2008 Joint Meeting of The Geological Society of America, Soil Science Society of America, American Society of Agronomy, Crop Science Society of America, Gulf Coast Association of Geological Societies with the Gulf Coast Section of SEPM

Paper No. 7
Presentation Time: 9:30 AM

Exploiting the Temperature Dependence of Electrical Resistivity Measurements to Monitor Infiltration

PIDLISECKY, Adam, Department of Geoscience, University of Calgary, 2500 University Drive NW, Calgary, AB T2N 1N4, Canada and KNIGHT, Rosemary, Geophysics, Stanford Univ, Mitchell Building, Room 360, Stanford, CA 94305, adampid@ucalgary.ca

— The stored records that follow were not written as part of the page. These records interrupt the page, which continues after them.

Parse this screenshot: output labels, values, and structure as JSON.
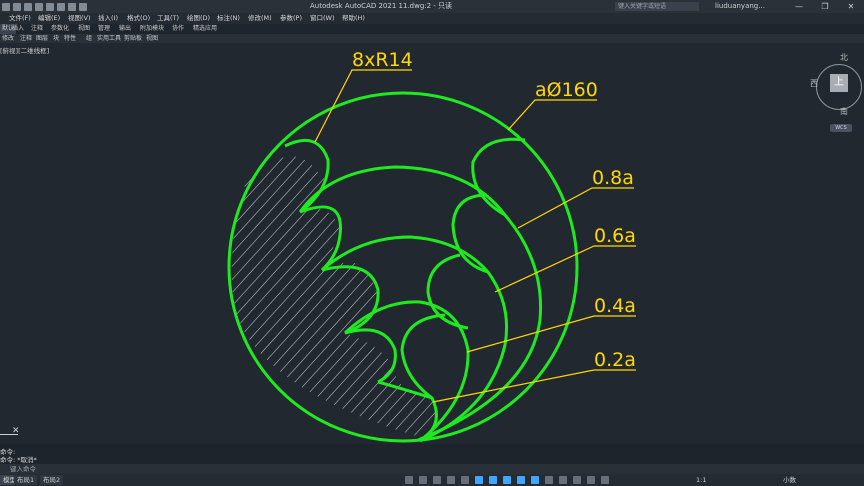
{
  "window": {
    "app_title": "Autodesk AutoCAD 2021    11.dwg:2 - 只读",
    "search_placeholder": "键入关键字或短语",
    "user": "liuduanyang...",
    "controls": [
      "—",
      "❐",
      "✕"
    ]
  },
  "menu": [
    "文件(F)",
    "编辑(E)",
    "视图(V)",
    "插入(I)",
    "格式(O)",
    "工具(T)",
    "绘图(D)",
    "标注(N)",
    "修改(M)",
    "参数(P)",
    "窗口(W)",
    "帮助(H)"
  ],
  "ribbon_tabs": [
    "默认",
    "插入",
    "注释",
    "参数化",
    "视图",
    "管理",
    "输出",
    "附加模块",
    "协作",
    "精选应用"
  ],
  "ribbon_panels": [
    "修改",
    "注释",
    "图层",
    "块",
    "特性",
    "组",
    "实用工具",
    "剪贴板",
    "视图"
  ],
  "view_label": "[俯视][二维线框]",
  "viewcube": {
    "north": "北",
    "west": "西",
    "south": "南",
    "face": "上",
    "wcs": "WCS"
  },
  "drawing": {
    "labels": [
      "8xR14",
      "aØ160",
      "0.8a",
      "0.6a",
      "0.4a",
      "0.2a"
    ]
  },
  "command": {
    "line1": "命令:",
    "line2": "命令: *取消*",
    "placeholder": "键入命令"
  },
  "status": {
    "tabs": [
      "模型",
      "布局1",
      "布局2"
    ],
    "zoom": "1:1",
    "units": "小数"
  },
  "colors": {
    "geometry": "#1fea1f",
    "annotation": "#ffd800",
    "background": "#212830"
  }
}
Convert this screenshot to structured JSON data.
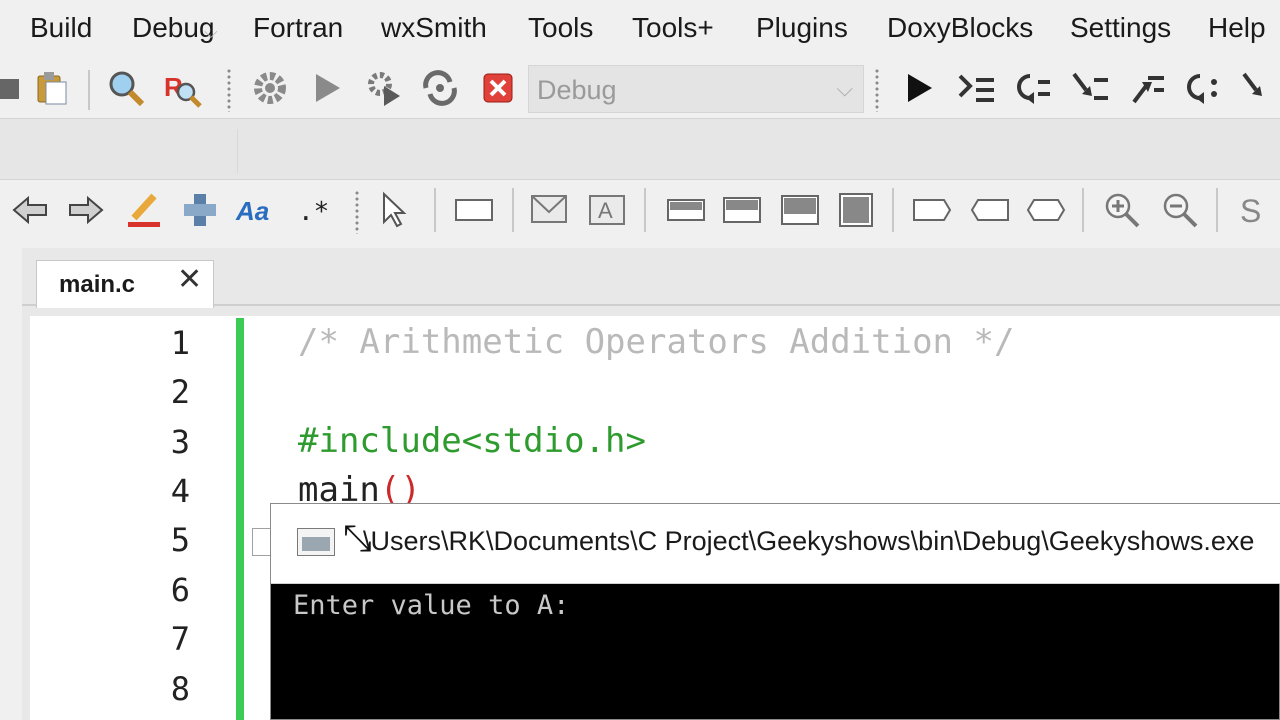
{
  "menubar": {
    "items": [
      "Build",
      "Debug",
      "Fortran",
      "wxSmith",
      "Tools",
      "Tools+",
      "Plugins",
      "DoxyBlocks",
      "Settings",
      "Help"
    ]
  },
  "toolbar1": {
    "build_target": "Debug",
    "icons": [
      "paste-icon",
      "find-icon",
      "replace-icon",
      "settings-build-icon",
      "run-icon",
      "build-and-run-icon",
      "rebuild-icon",
      "abort-icon",
      "debug-run-icon",
      "run-to-cursor-icon",
      "next-line-icon",
      "step-into-icon",
      "step-out-icon",
      "next-instruction-icon",
      "step-into-instruction-icon"
    ]
  },
  "toolbar3": {
    "icons": [
      "back-icon",
      "forward-icon",
      "highlight-icon",
      "tool-icon",
      "match-case-icon",
      "regex-icon",
      "select-icon",
      "rect-icon",
      "email-box-icon",
      "text-box-icon",
      "block-1-icon",
      "block-2-icon",
      "block-3-icon",
      "block-4-icon",
      "shape-1-icon",
      "shape-2-icon",
      "shape-3-icon",
      "zoom-in-icon",
      "zoom-out-icon",
      "s-icon"
    ]
  },
  "editor": {
    "tab_label": "main.c",
    "line_numbers": [
      "1",
      "2",
      "3",
      "4",
      "5",
      "6",
      "7",
      "8"
    ],
    "lines": {
      "l1": "/* Arithmetic Operators Addition */",
      "l3": "#include<stdio.h>",
      "l4_name": "main",
      "l4_parens": "()"
    }
  },
  "console": {
    "title": "\\Users\\RK\\Documents\\C Project\\Geekyshows\\bin\\Debug\\Geekyshows.exe",
    "output": "Enter value to A:"
  },
  "colors": {
    "comment": "#b9b9b9",
    "preprocessor": "#2e9b2e",
    "paren": "#cc2a2a",
    "change_bar": "#3ccc56"
  }
}
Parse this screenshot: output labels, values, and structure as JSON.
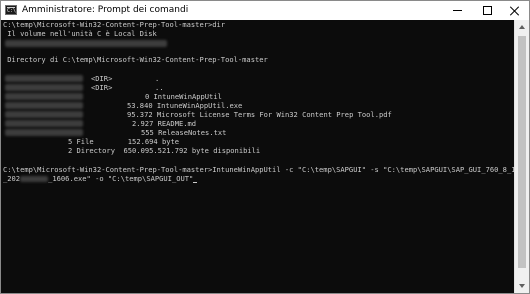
{
  "window": {
    "title": "Amministratore: Prompt dei comandi",
    "icon_label": "C:\\",
    "controls": [
      "minimize-icon",
      "maximize-icon",
      "close-icon"
    ]
  },
  "console": {
    "lines": {
      "l1": "C:\\temp\\Microsoft-Win32-Content-Prep-Tool-master>dir",
      "l2": " Il volume nell'unità C è Local Disk",
      "l4": " Directory di C:\\temp\\Microsoft-Win32-Content-Prep-Tool-master",
      "d1": "<DIR>          .",
      "d2": "<DIR>          ..",
      "f1": "0 IntuneWinAppUtil",
      "f2": "53.840 IntuneWinAppUtil.exe",
      "f3": "95.372 Microsoft License Terms For Win32 Content Prep Tool.pdf",
      "f4": "2.927 README.md",
      "f5": "555 ReleaseNotes.txt",
      "s1": "5 File        152.694 byte",
      "s2": "2 Directory  650.095.521.792 byte disponibili",
      "c1": "C:\\temp\\Microsoft-Win32-Content-Prep-Tool-master>IntuneWinAppUtil -c \"C:\\temp\\SAPGUI\" -s \"C:\\temp\\SAPGUI\\SAP_GUI_760_8_1",
      "c2a": "_202",
      "c2b": "_1606.exe\" -o \"C:\\temp\\SAPGUI_OUT\""
    },
    "colors": {
      "background": "#0c0c0c",
      "text": "#cccccc"
    }
  },
  "scrollbar": {
    "up": "chevron-up-icon",
    "down": "chevron-down-icon"
  }
}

Three resistivity probes were installed to a depth of 2m below a seasonal infiltration pond on the central coast of California in December 2007. Each probe was instrumented with 35 electrodes and designed to monitor the change in bulk resistivity beneath the pond during infiltration. The pond was filled in January 2008 and resistivity measurements were made on each probe every hour for a period of 4 months. We observe diurnal fluctuations in the apparent resistivity signal due to the temperature dependence of in-situ resistivity. By processing the resistivity data, using a tight band pass filter, we can recover a time-depth section of pseudo-temperature data. We refer to these data as pseudo-temperature because they can be treated as a surrogate for temperature in terms of phase but not amplitude. The three filtered time series have a vertical resolution of approximately 8cm (electrode spacing), and a temporal resolution of 1hr. We used the pseudo-temperature data, along with measurements of pond stage (depth) over the entire experiment, to obtain estimates of 1D infiltration rates and hydraulic conductivity. From this analysis we clearly see a marked decrease in the pond infiltration rate throughout the 4 months of operation; this observation is consistent with pumping and pond stage records at the site. The observed variation in phase shift with depth suggests that the decrease in infiltration is due to clogging that is occurring in the top ~1m of the soil column. The use of the temperature dependence of measured resistivity is a promising field technique. The pseudo-temperature data, from the diurnal signal, can be acquired with no additional effort as part of a resistivity monitoring experiment. Future research will involve extending this approach to 2D and 3D tomography allowing us, in specific situations, to obtain spatially exhaustive estimates of near-surface infiltration rates.